A very simplified overview of the test execution to access
Authors Microservice using
JWT , is shown in the sequence diagram below.
JUnit test called
Test_GetAuthors. The test invokes the private operation
Request a bearer token from
Keycloak using a REST Endpoint (http://localhost:8282/auth/realms/protocol/openid-connect/token). The request contains the needed Keycloak data for the authorization as parameters to get the
formData.param("username", user).param("password", password).param("realm", realm).param("grant_type", grant_type).param("client_id", client_id);
bearer token does contain the

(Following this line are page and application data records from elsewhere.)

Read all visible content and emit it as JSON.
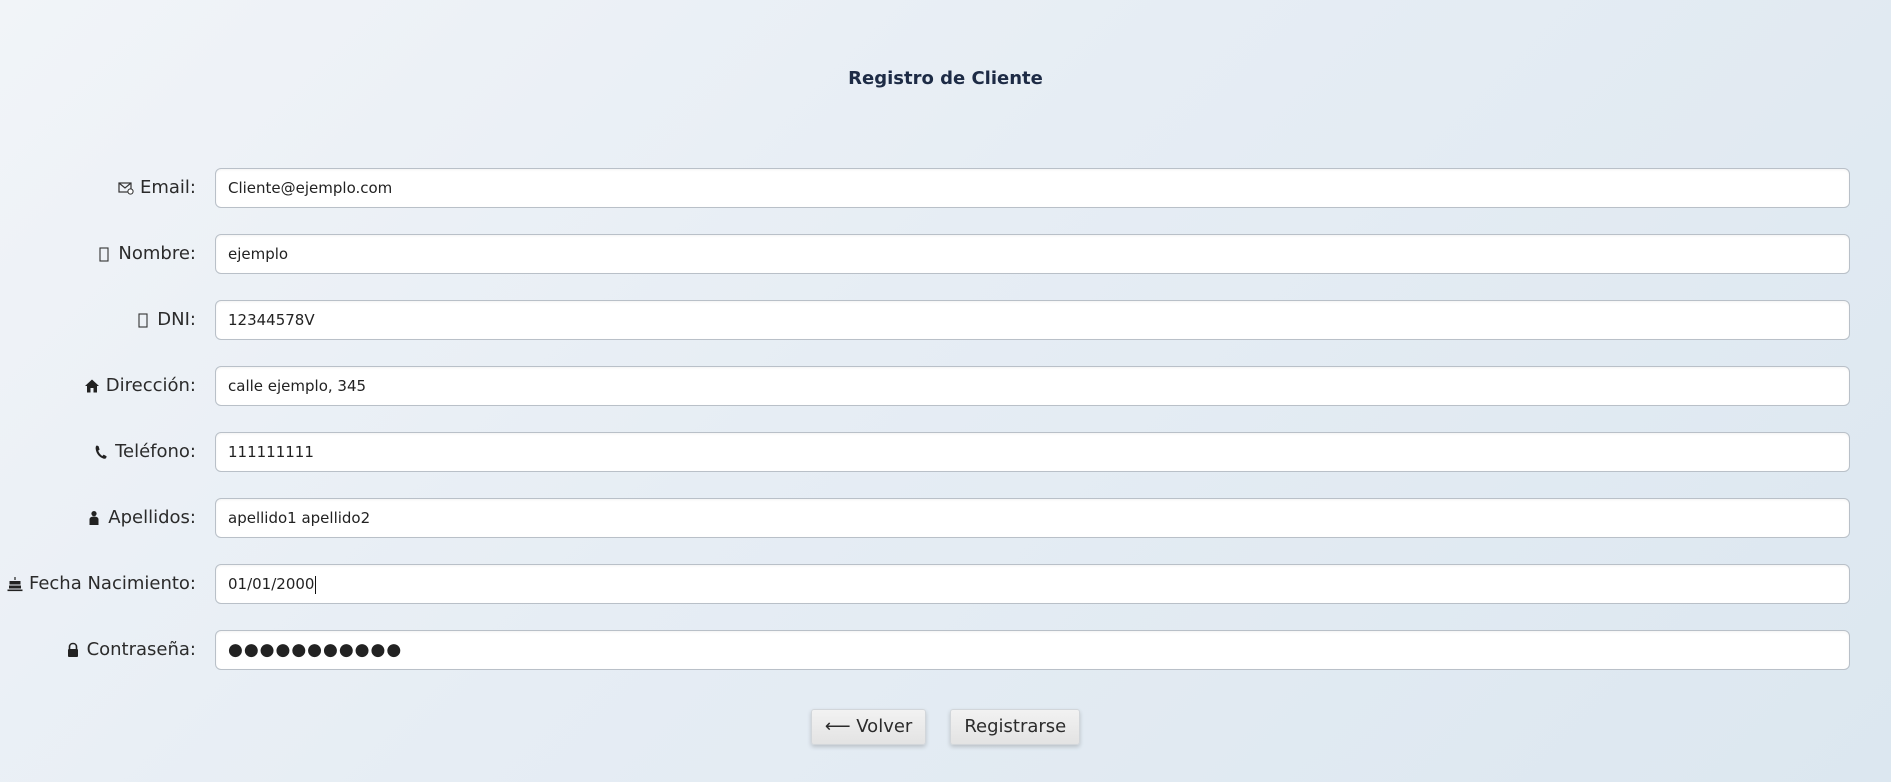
{
  "page": {
    "title": "Registro de Cliente"
  },
  "form": {
    "fields": [
      {
        "key": "email",
        "icon": "envelope-icon",
        "label": "Email:",
        "value": "Cliente@ejemplo.com"
      },
      {
        "key": "nombre",
        "icon": "missing-glyph-icon",
        "label": "Nombre:",
        "value": "ejemplo"
      },
      {
        "key": "dni",
        "icon": "missing-glyph-icon",
        "label": "DNI:",
        "value": "12344578V"
      },
      {
        "key": "direccion",
        "icon": "house-icon",
        "label": "Dirección:",
        "value": "calle ejemplo, 345"
      },
      {
        "key": "telefono",
        "icon": "phone-icon",
        "label": "Teléfono:",
        "value": "111111111"
      },
      {
        "key": "apellidos",
        "icon": "person-icon",
        "label": "Apellidos:",
        "value": "apellido1 apellido2"
      },
      {
        "key": "fecha",
        "icon": "cake-icon",
        "label": "Fecha Nacimiento:",
        "value": "01/01/2000"
      },
      {
        "key": "password",
        "icon": "lock-icon",
        "label": "Contraseña:",
        "value": "●●●●●●●●●●●"
      }
    ]
  },
  "buttons": {
    "back_label": "⟵ Volver",
    "register_label": "Registrarse"
  }
}
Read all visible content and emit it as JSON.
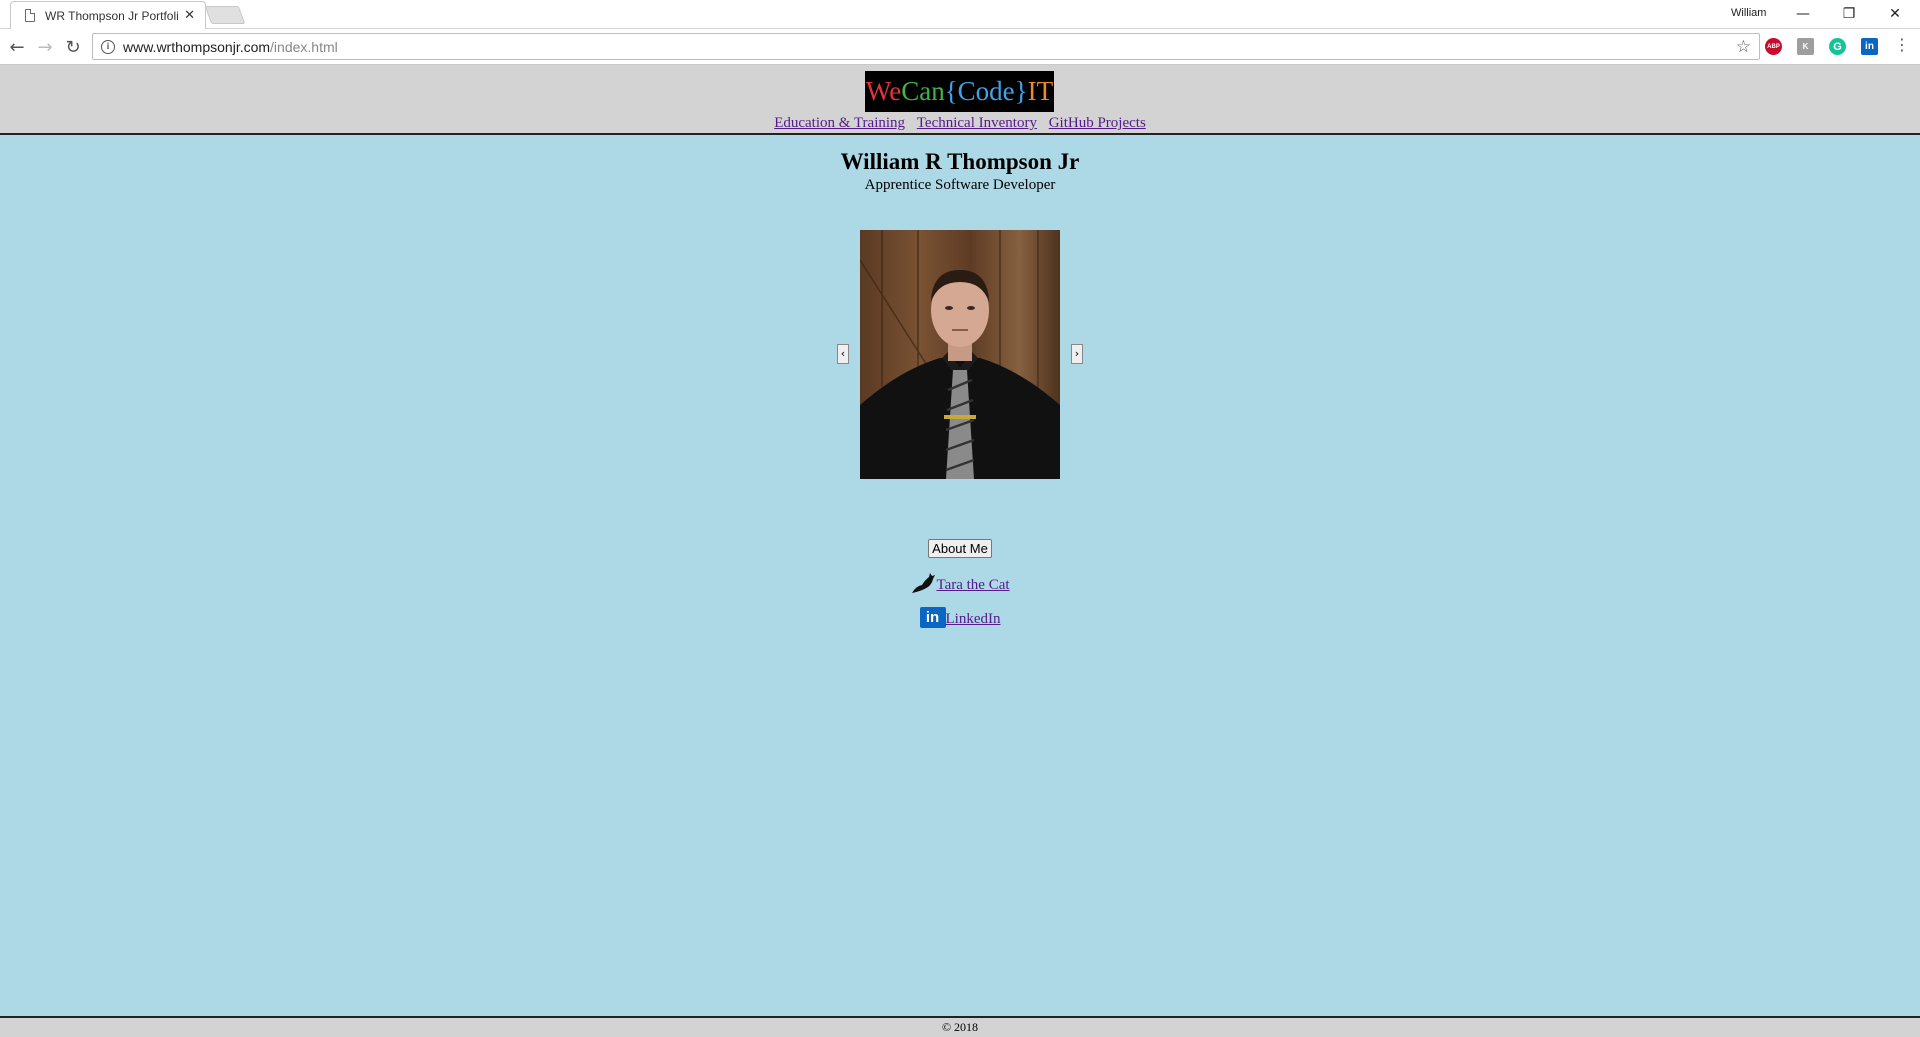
{
  "browser": {
    "tab_title": "WR Thompson Jr Portfoli",
    "tab_close": "✕",
    "profile_name": "William",
    "url_host": "www.wrthompsonjr.com",
    "url_path": "/index.html",
    "window_controls": {
      "minimize": "—",
      "restore": "❐",
      "close": "✕"
    },
    "nav": {
      "back": "←",
      "forward": "→",
      "reload": "↻"
    },
    "star": "☆",
    "menu": "⋮",
    "extensions": [
      {
        "name": "adblock-plus-icon",
        "label": "ABP"
      },
      {
        "name": "extension-gray-icon",
        "label": "K"
      },
      {
        "name": "grammarly-icon",
        "label": "G"
      },
      {
        "name": "linkedin-ext-icon",
        "label": "in"
      }
    ]
  },
  "header": {
    "logo": {
      "we": "We",
      "can": "Can",
      "code": "{Code}",
      "it": "IT"
    },
    "nav_links": [
      "Education & Training",
      "Technical Inventory",
      "GitHub Projects"
    ]
  },
  "main": {
    "name": "William R Thompson Jr",
    "role": "Apprentice Software Developer",
    "slider_prev": "‹",
    "slider_next": "›",
    "about_button": "About Me",
    "cat_link": "Tara the Cat",
    "linkedin_badge": "in",
    "linkedin_link": "LinkedIn"
  },
  "footer": {
    "copyright": "© 2018"
  },
  "colors": {
    "page_bg": "#add8e6",
    "header_bg": "#d3d3d3",
    "link": "#551a8b"
  }
}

Java Web Token, which is protected with the
RS256 (RSA Signature with SHA-256).
RS256 is a JWT signing algorithm.
Proceeding with the test by invoking the private operation
Verifying the JWT by the
Authors Microservice application, that will be done automatically,, by using the given
RS256 signed Key for the JWT in our Microservice application on the
OpenLiberty server. When the provided Key is validated, the JWT can be used to access the REST Endpoint of the Authors Microservice.
Now the Endpoint validates, does the
JavaWebToken contain the right role to access the information?
Then the response data data will be compared with the expected value.
For the setup of Keycloak we need ...
... run a local Keycloak Docker image
... add a realm
... import an existing realm configuration with:
Role and Group definition
Groups role mapping
... create a user and add him to the existing group with the role to add the Microservice
For the setup of the Java Microservice with OpenLiberty and MicroProfile with the JUnit test, it's useful to understand the steps from the blog post "Write and execute a JUnit test for a Java Microservice based on MicroProfile and run both in the OpenLiberty development mode".
We need to ...
... configure the
server.xml of OpenLiberty
... add login and security functionality to the
... secure the REST Endpoint in the
We need to ...
... use the two-factor authentication to access the
... use a REST a client to send the requests to the
Authors Microservice and Keycloak
Authors Microservice response in the JUnit test
This project has been created by using following technical environment:
OpenLiberty: version 18.104.22.168
Keycloak: version 9.0.2
MicroProfile: version 3.2
Glassfish: version 1.1
yasson: version 1.0
JUnit: version 5.6.0
OpenLiberty Maven Plugin: version 3.1
Apache Maven Compiler Plugin: version 3.1
Maven Surefire Plugin: version 2.22.2
Apache CXF MicroProfile Client: version 3.3.1
Maven Java Compiler:: version 1.8